• Source material:

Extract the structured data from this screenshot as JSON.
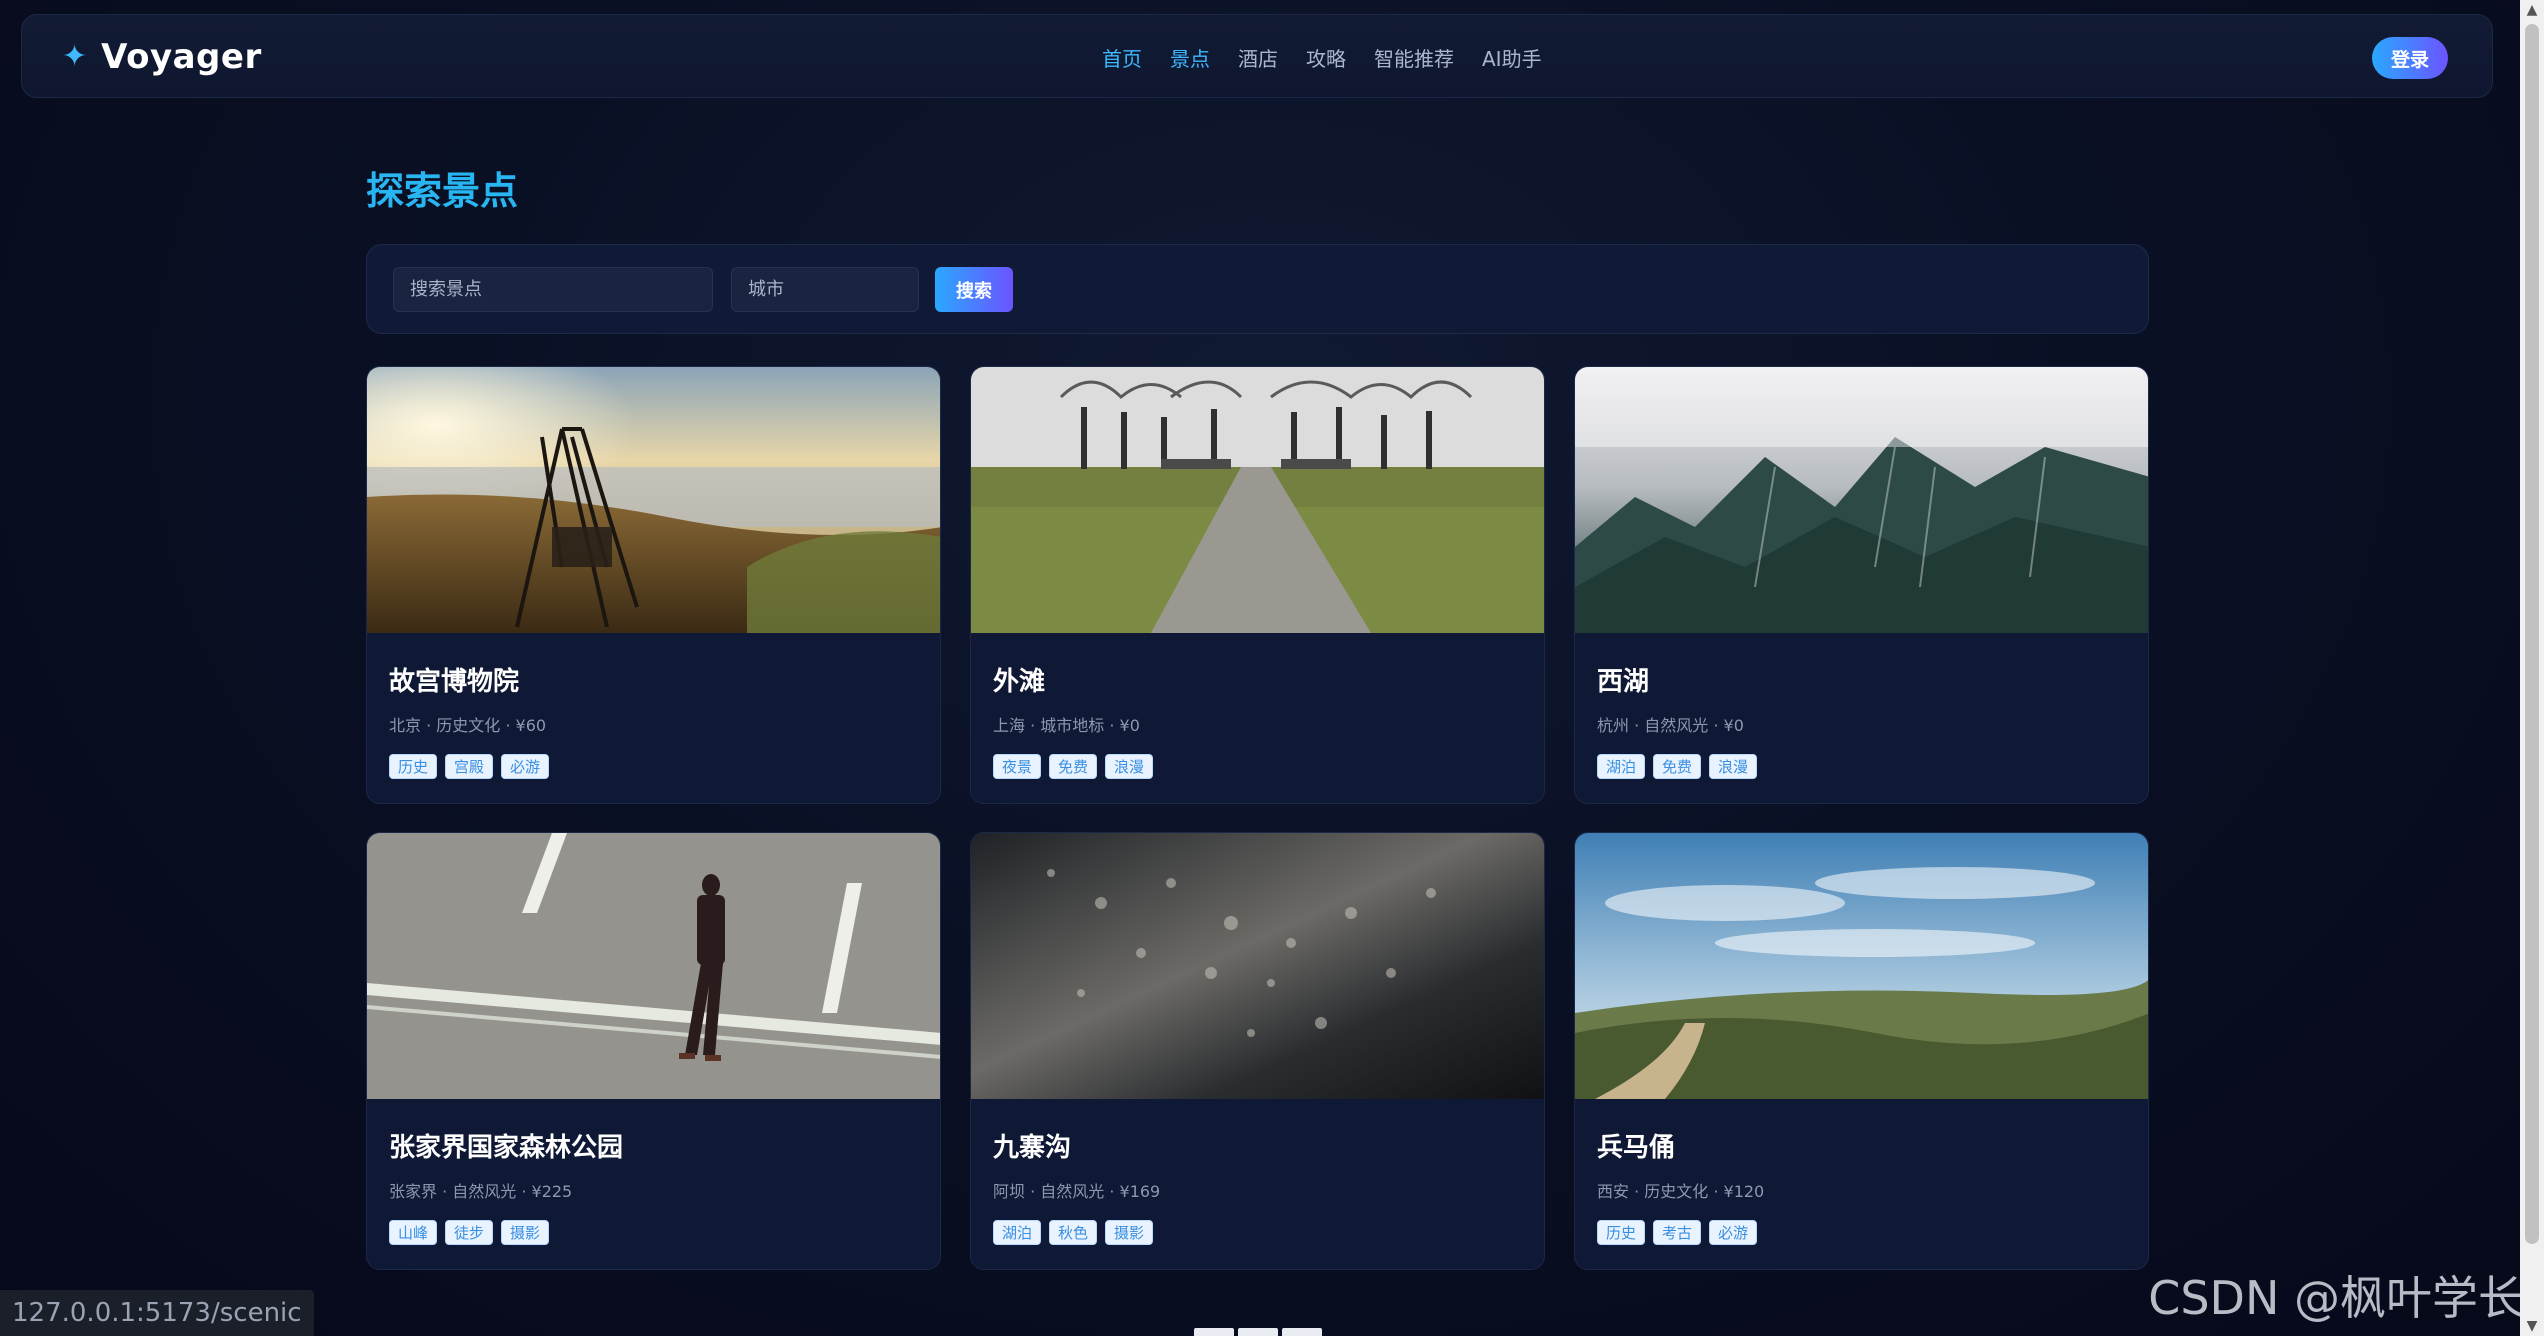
{
  "brand": {
    "icon": "sparkle-icon",
    "name": "Voyager"
  },
  "nav": {
    "items": [
      {
        "label": "首页",
        "active": true
      },
      {
        "label": "景点",
        "active": true
      },
      {
        "label": "酒店",
        "active": false
      },
      {
        "label": "攻略",
        "active": false
      },
      {
        "label": "智能推荐",
        "active": false
      },
      {
        "label": "AI助手",
        "active": false
      }
    ],
    "login_label": "登录"
  },
  "page": {
    "title": "探索景点"
  },
  "search": {
    "keyword_placeholder": "搜索景点",
    "city_placeholder": "城市",
    "button_label": "搜索"
  },
  "spots": [
    {
      "name": "故宫博物院",
      "meta": "北京 · 历史文化 · ¥60",
      "tags": [
        "历史",
        "宫殿",
        "必游"
      ],
      "image": "lakeside-swing-sunset"
    },
    {
      "name": "外滩",
      "meta": "上海 · 城市地标 · ¥0",
      "tags": [
        "夜景",
        "免费",
        "浪漫"
      ],
      "image": "tree-lined-path"
    },
    {
      "name": "西湖",
      "meta": "杭州 · 自然风光 · ¥0",
      "tags": [
        "湖泊",
        "免费",
        "浪漫"
      ],
      "image": "misty-mountains"
    },
    {
      "name": "张家界国家森林公园",
      "meta": "张家界 · 自然风光 · ¥225",
      "tags": [
        "山峰",
        "徒步",
        "摄影"
      ],
      "image": "man-walking-road"
    },
    {
      "name": "九寨沟",
      "meta": "阿坝 · 自然风光 · ¥169",
      "tags": [
        "湖泊",
        "秋色",
        "摄影"
      ],
      "image": "wet-asphalt-drops"
    },
    {
      "name": "兵马俑",
      "meta": "西安 · 历史文化 · ¥120",
      "tags": [
        "历史",
        "考古",
        "必游"
      ],
      "image": "hill-trail-sky"
    }
  ],
  "status_bar": {
    "url": "127.0.0.1:5173/scenic"
  },
  "watermark": "CSDN @枫叶学长",
  "colors": {
    "accent": "#27b6f2",
    "button_start": "#2aa8ff",
    "button_end": "#6b54ff",
    "background": "#0a1024"
  }
}
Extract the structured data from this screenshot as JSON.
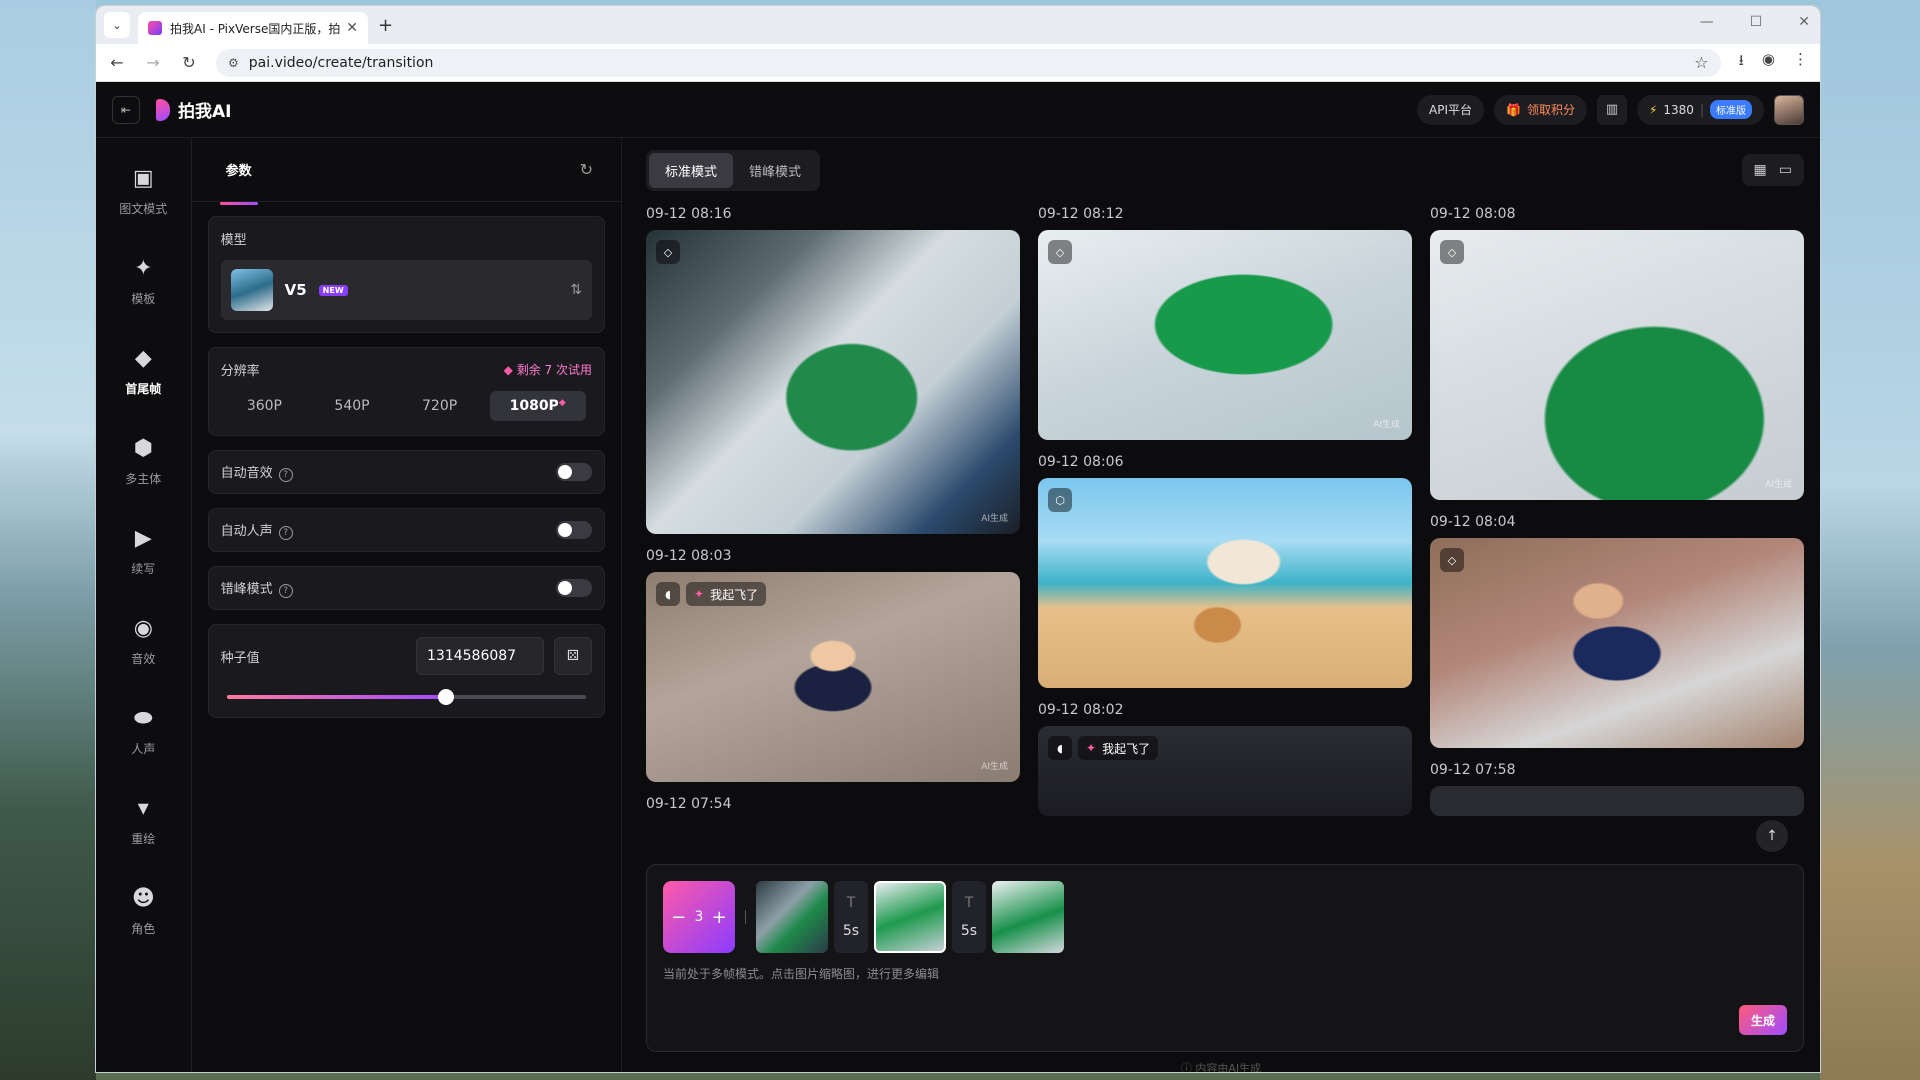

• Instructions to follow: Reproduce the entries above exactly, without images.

• Response to this exercise:
Extract the structured data from this screenshot as JSON.
{
  "brand": {
    "icon": "sparkle-icon",
    "name": "Voyager"
  },
  "nav": {
    "items": [
      {
        "label": "首页",
        "active": true
      },
      {
        "label": "景点",
        "active": true
      },
      {
        "label": "酒店",
        "active": false
      },
      {
        "label": "攻略",
        "active": false
      },
      {
        "label": "智能推荐",
        "active": false
      },
      {
        "label": "AI助手",
        "active": false
      }
    ],
    "login_label": "登录"
  },
  "page": {
    "title": "探索景点"
  },
  "search": {
    "keyword_placeholder": "搜索景点",
    "city_placeholder": "城市",
    "button_label": "搜索"
  },
  "spots": [
    {
      "name": "故宫博物院",
      "meta": "北京 · 历史文化 · ¥60",
      "tags": [
        "历史",
        "宫殿",
        "必游"
      ],
      "image": "lakeside-swing-sunset"
    },
    {
      "name": "外滩",
      "meta": "上海 · 城市地标 · ¥0",
      "tags": [
        "夜景",
        "免费",
        "浪漫"
      ],
      "image": "tree-lined-path"
    },
    {
      "name": "西湖",
      "meta": "杭州 · 自然风光 · ¥0",
      "tags": [
        "湖泊",
        "免费",
        "浪漫"
      ],
      "image": "misty-mountains"
    },
    {
      "name": "张家界国家森林公园",
      "meta": "张家界 · 自然风光 · ¥225",
      "tags": [
        "山峰",
        "徒步",
        "摄影"
      ],
      "image": "man-walking-road"
    },
    {
      "name": "九寨沟",
      "meta": "阿坝 · 自然风光 · ¥169",
      "tags": [
        "湖泊",
        "秋色",
        "摄影"
      ],
      "image": "wet-asphalt-drops"
    },
    {
      "name": "兵马俑",
      "meta": "西安 · 历史文化 · ¥120",
      "tags": [
        "历史",
        "考古",
        "必游"
      ],
      "image": "hill-trail-sky"
    }
  ],
  "status_bar": {
    "url": "127.0.0.1:5173/scenic"
  },
  "watermark": "CSDN @枫叶学长",
  "colors": {
    "accent": "#27b6f2",
    "button_start": "#2aa8ff",
    "button_end": "#6b54ff",
    "background": "#0a1024"
  }
}
Extract the structured data from this screenshot as JSON.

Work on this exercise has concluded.